Of course there is a Medals Table. Every site or app has one, and for NOCNSF it is an important measuring point. With 24 medals perhaps the main page this year.
The NOCNSF is happy with each sponsor euro that comes in but is desperately needed for the sport federations and and the athletes. Money for this kind of promotional products they don’t have. If you take that into consideration then this is a great app.
But … there will be a negative note. It can be done different. And frankly it should be different. The presentation of TeamUSA shows how it can be done. Of course we Dutch are much more sober, but our athletes should really be presented more as ‘Heroes’. First of all the athletes who often devote their lives to one goal deserve it, the federations deserve it, but we as spectators and compatriots deserve it as well. We need people to look up to, that we can worship. They give a gold or silver lining to our day or week. They give us hope that ‘we’ can achieve something.
And therefor you need a bit more than a collection of Monday morning faces in a plane T-shirt. It says ‘participation is more important than winning’ to much. While I have the suspicion that most to them have trained four years to win.
An example who it can be done also. And that’s how the do it in the USA. Maybe a little over the top, and probably with much sponsorship money, but the USA sells itself and its athletes as heroes and put them down as real contenders in Team USA, an app that comes to right even more on an iPad.
The intro looks nice, charging takes a bit longer, but then you automatically become fan of the athletes by the professional and attractive way the athletes are brought to your attention.
Some athletes are singled out and get special attention in the section ‘Featured Athletes’. Symbols around the selected athlete indicate that there is more info to be found. Among them are beautiful films, but also personal statements or information about their diet.
Not everything is better. One drawback is that when I click on ‘Featured Athlete Shani Davis’ in the first screen I am not transferred to the story about Shani Davis, but to a page with fifteen athletes where Shani is just one of them. The page looks nice, but it is a confusing step.
Besides these four serious apps there were some attempts to do something about the Olympics.
For unknown reasons the Olympic Committee also published its own ‘app’. But that was nothing more than a schedule overview and with each click you would leave the app and got linked through to the Sochi site in your browser.
Sponsor Visa (card) has invested money in a fun app. In seven sports you can look ‘through the eyes of the athlete’, 360 degrees around, up and down. During downhill, ski jump or figure skating you can decide where you want to look. Although it sometimes leads to ‘unnatural images’, it is nice to experience once or twice.

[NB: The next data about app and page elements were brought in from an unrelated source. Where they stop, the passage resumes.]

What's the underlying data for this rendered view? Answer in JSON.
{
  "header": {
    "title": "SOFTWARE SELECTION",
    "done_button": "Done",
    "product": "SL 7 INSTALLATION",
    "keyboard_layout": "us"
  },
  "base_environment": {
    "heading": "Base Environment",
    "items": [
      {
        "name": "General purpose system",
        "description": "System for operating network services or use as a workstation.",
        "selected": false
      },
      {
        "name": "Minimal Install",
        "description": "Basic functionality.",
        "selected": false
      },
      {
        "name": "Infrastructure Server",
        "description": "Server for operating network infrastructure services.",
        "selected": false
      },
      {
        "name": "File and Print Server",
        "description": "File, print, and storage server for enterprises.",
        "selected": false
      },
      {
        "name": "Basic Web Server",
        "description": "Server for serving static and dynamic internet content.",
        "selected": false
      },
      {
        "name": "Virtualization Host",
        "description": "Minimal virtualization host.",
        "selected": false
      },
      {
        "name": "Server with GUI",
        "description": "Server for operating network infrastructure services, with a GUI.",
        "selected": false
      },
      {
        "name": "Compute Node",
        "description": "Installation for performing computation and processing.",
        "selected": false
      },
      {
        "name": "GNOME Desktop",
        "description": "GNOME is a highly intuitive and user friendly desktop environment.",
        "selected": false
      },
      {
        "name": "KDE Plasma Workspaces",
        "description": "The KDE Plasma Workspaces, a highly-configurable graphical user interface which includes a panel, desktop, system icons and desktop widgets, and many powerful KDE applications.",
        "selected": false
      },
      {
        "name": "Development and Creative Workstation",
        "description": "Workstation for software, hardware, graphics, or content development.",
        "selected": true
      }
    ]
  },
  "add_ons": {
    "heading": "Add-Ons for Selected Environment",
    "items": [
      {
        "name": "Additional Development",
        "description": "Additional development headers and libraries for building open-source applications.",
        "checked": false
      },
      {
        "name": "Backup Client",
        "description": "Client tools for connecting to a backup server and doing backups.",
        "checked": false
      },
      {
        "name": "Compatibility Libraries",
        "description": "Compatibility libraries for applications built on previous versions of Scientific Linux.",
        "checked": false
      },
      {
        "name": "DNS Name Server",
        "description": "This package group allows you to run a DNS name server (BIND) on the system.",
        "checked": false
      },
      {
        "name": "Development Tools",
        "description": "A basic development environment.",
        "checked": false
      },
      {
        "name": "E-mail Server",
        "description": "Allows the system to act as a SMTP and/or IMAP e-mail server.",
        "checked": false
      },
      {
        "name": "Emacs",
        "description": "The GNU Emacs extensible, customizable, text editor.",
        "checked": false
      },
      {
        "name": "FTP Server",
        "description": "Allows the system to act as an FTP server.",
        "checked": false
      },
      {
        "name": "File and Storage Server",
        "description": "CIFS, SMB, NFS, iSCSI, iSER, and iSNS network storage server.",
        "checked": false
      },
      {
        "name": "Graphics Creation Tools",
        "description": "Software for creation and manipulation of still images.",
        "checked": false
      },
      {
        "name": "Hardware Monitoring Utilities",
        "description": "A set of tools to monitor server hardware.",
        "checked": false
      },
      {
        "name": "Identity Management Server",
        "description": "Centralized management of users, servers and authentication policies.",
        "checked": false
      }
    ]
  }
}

Then the fun of the app is over.
Sanoma Publishing, known for many magazines, but also NU.nl, Nu Sports and various sports sites has also issued an app, ‘Sochi Magazine’. A beautiful and well made magazine, but unfortunately nothing more than that. It is a magazine in an app. It uses the capabilities of a digital medium, also has a small part topical ‘today’, but otherwise mostly stories with interesting information, featuring beautiful photos, you could have read in a magazine.
In addition, there were some simpler apps. Mostly limited to sports schedules that may or may not be easily personalized in your calendar.
Clearly a lot of money is put into the (official) apps for the Olympics. And there should be enough there with all the major sponsors. Unfortunately, the performance of the producers of the apps lags far behind that of the athletes. Although it’s not easy to make a good app, and it is still a side issue for the organization, the sports heroes deserve better. In two (and a half) years the next opportunity awaits to make a jump for gold with the Summer Games in Rio 2016.